Harvard Business Review (HBR) published a study showing how diversity in the workplace can unlock innovation and drive market growth. By surveying 1,800 professionals in leadership positions they concluded that companies that presented leaders with 2D diversity are 45% more likely to report a growth in market share and 70% more likely to capture a new market.
Do I have your attention now? Good.
You might be wondering, what is 2D diversity? There are two types of diversity that humans can have. One is inherent (gender, sexual orientation, ethnicity, etc.) and the other one is acquired (whenever you live abroad, interact with people different from you, etc.). In the HBR experiment, a leader with 2D would qualify if they had three traits of each.

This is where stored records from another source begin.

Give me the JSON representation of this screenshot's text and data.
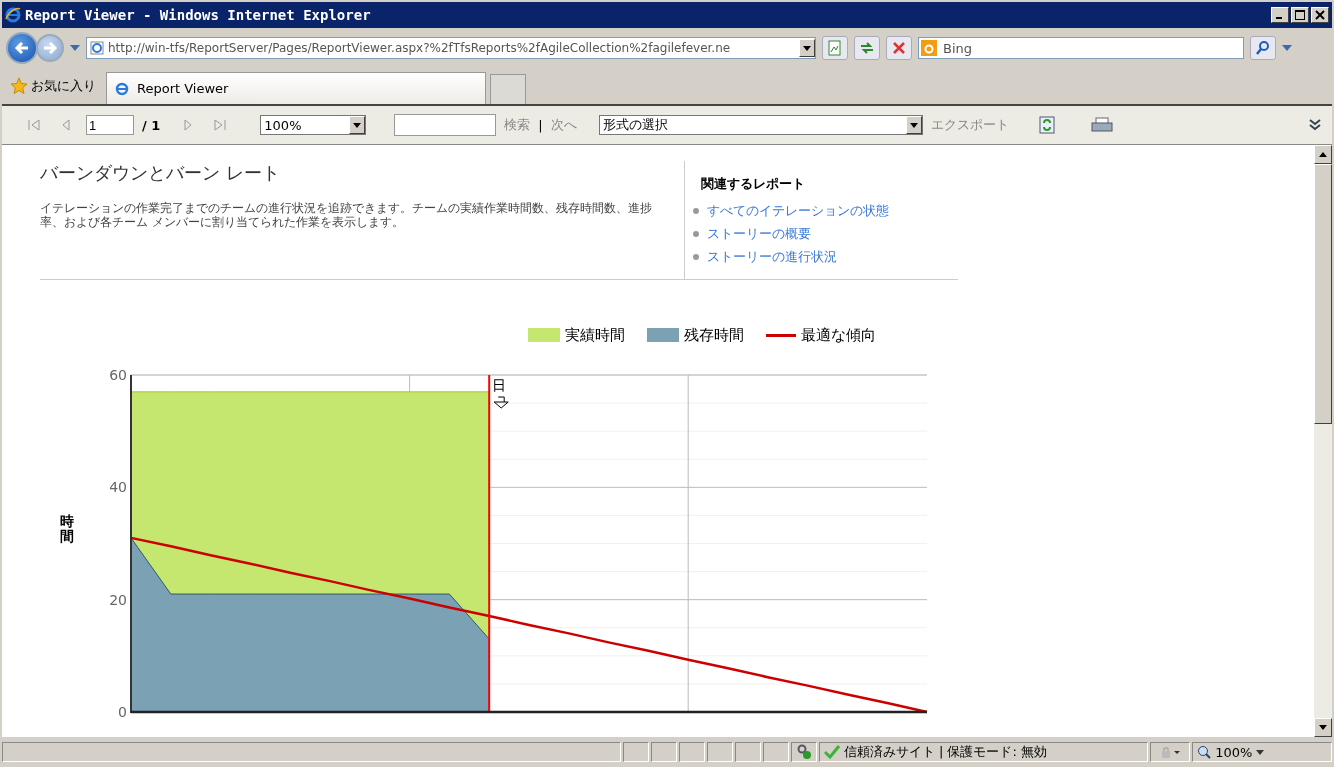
{
  "window": {
    "title": "Report Viewer - Windows Internet Explorer"
  },
  "address_bar": {
    "url": "http://win-tfs/ReportServer/Pages/ReportViewer.aspx?%2fTfsReports%2fAgileCollection%2fagilefever.ne"
  },
  "search": {
    "provider": "Bing"
  },
  "favorites": {
    "label": "お気に入り"
  },
  "tabs": [
    {
      "label": "Report Viewer",
      "selected": true
    }
  ],
  "report_toolbar": {
    "page": "1",
    "page_total": "/ 1",
    "zoom": "100%",
    "find_label": "検索",
    "separator": "|",
    "next_label": "次へ",
    "format": "形式の選択",
    "export_label": "エクスポート"
  },
  "report": {
    "title": "バーンダウンとバーン レート",
    "description": "イテレーションの作業完了までのチームの進行状況を追跡できます。チームの実績作業時間数、残存時間数、進捗率、および各チーム メンバーに割り当てられた作業を表示します。",
    "related_title": "関連するレポート",
    "related_links": [
      "すべてのイテレーションの状態",
      "ストーリーの概要",
      "ストーリーの進行状況"
    ],
    "today_marker": "日",
    "chart_data": {
      "type": "area",
      "ylabel": "時間",
      "categories": [
        null,
        null,
        null,
        null,
        null,
        null,
        null,
        null,
        null,
        null,
        null,
        null,
        null,
        null,
        null,
        null,
        null,
        null,
        null,
        null,
        null
      ],
      "ylim": [
        0,
        60
      ],
      "yticks": [
        0,
        20,
        40,
        60
      ],
      "stacked": false,
      "grid": true,
      "series": [
        {
          "name": "実績時間",
          "color": "#c5e66f",
          "values": [
            57,
            57,
            57,
            57,
            57,
            57,
            57,
            57,
            57,
            57,
            null,
            null,
            null,
            null,
            null,
            null,
            null,
            null,
            null,
            null,
            null
          ]
        },
        {
          "name": "残存時間",
          "color": "#7ba1b5",
          "values": [
            31,
            21,
            21,
            21,
            21,
            21,
            21,
            21,
            21,
            13,
            null,
            null,
            null,
            null,
            null,
            null,
            null,
            null,
            null,
            null,
            null
          ]
        },
        {
          "name": "最適な傾向",
          "type": "line",
          "color": "#cc0000",
          "values": [
            31,
            29.5,
            27.9,
            26.4,
            24.8,
            23.3,
            21.7,
            20.2,
            18.6,
            17.1,
            15.5,
            14,
            12.4,
            10.9,
            9.3,
            7.8,
            6.2,
            4.7,
            3.1,
            1.6,
            0
          ]
        }
      ]
    }
  },
  "status_bar": {
    "zone": "信頼済みサイト | 保護モード: 無効",
    "zoom": "100%"
  }
}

They found that when a leader understands and values diverse employees, they are 3.5 times more likely to contribute out-of-the-box ideas which in turn creates a company that is twice as likely to unleash value-driven insights.
In another HBR article, Rock and Grant discuss how diversity makes teams smarter. They claim that by working with people who are different from us challenges our brains to think in new ways and improve performance. It’s been proven that diverse teams focus more on facts, process information more carefully and are more innovative. They tend to be less biased and challenge their assumptions even more.

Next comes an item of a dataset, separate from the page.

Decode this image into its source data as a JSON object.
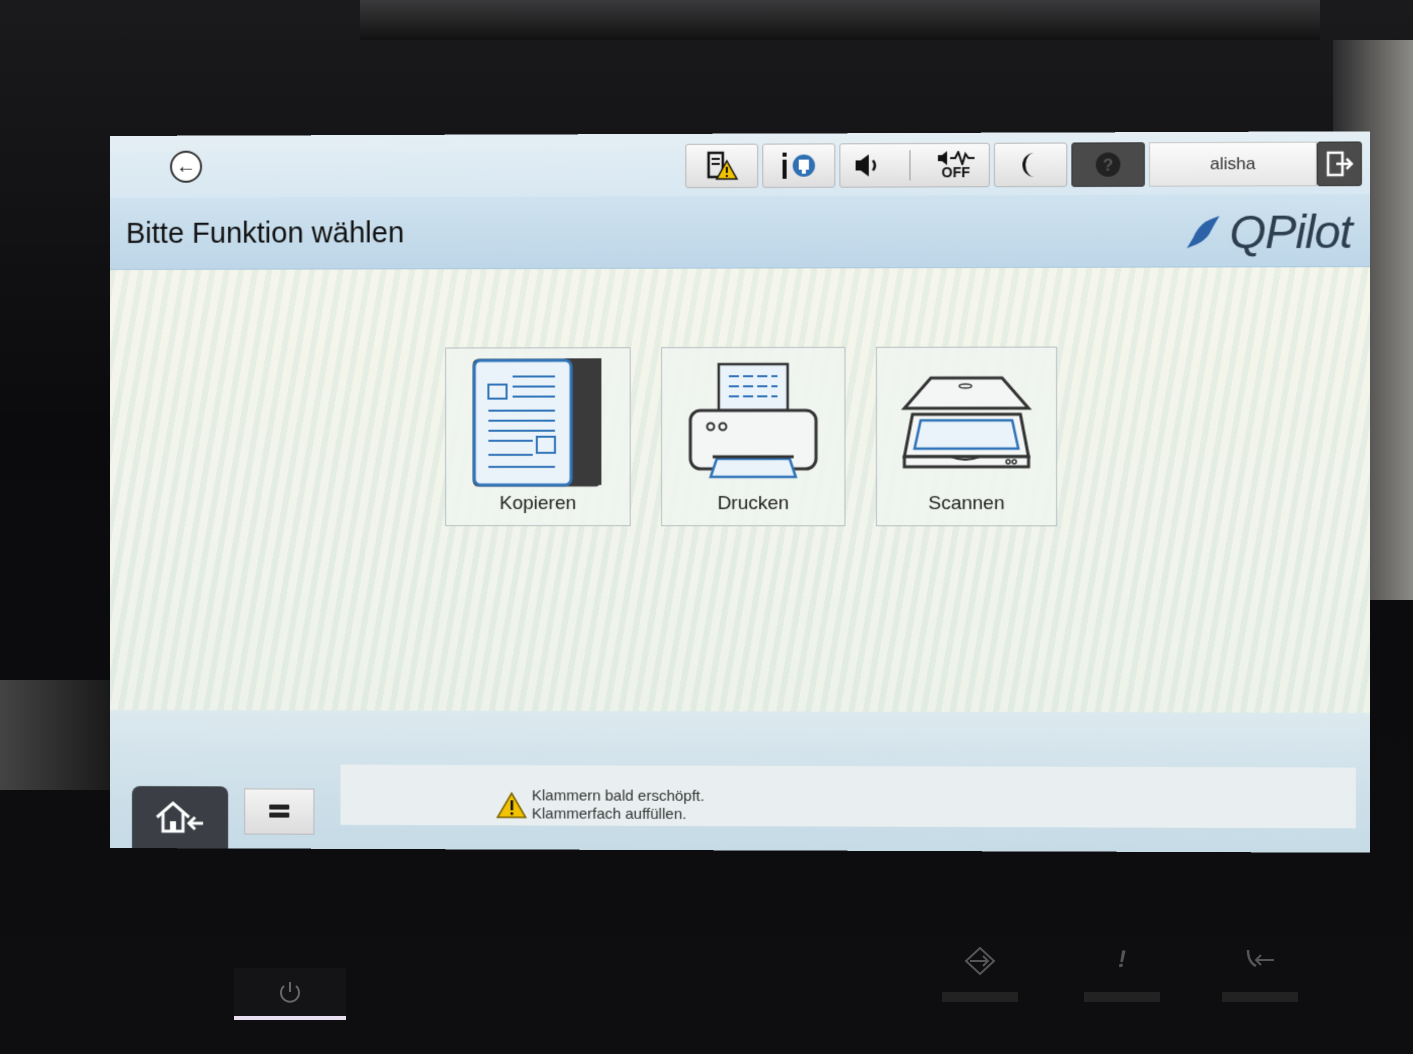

For our readers who are familiar with Scrum and have taken part in a poker sizing session, your head might be nodding in agreeance right now. There are so many tacit assumptions around a user story that unless discussed and challenged, teams would never be able to arrive to a consensus around the effort involved in it. For those who haven’t adopted Scrum (yet!), here is one of the dangers of having a unilateral view on how much effort would be involved in delivering a “certain” solution.
If assumptions remain unchecked the result could be that infamous rubber tire hanging from a tree instead of the rollercoaster you’ve been dreaming of. Not to mention the very inaccurate effort forecast that will keep your Project Manager very busy updating the Gantt chart. In these cases, I am confident that you would feel more confident partnering with a diverse, capable and empowered team before your solution is built and delivered.
It’s no coincidence that the biggest economic hubs have diversity in common. Think London, New York City, Singapore, Hong Kong and Sydney. Studies like Nathan & Lee’s have linked diversity with economic performance and social benefits. It confirms not only that teams with diverse leadership are more innovative, but also they have a positive correlation with entrepreneurship and are more likely to reach out to a more cosmopolitan population as potential clients.
Here at ProQuest, we are a team of 24 professionals representing over 14 different countries. We might take a little longer to achieve consensus on the path to follow as we challenge each other and think of alternative ways of doing things. The results are innovative solutions to bring our customers’ visions to life by unleashing the power of Salesforce.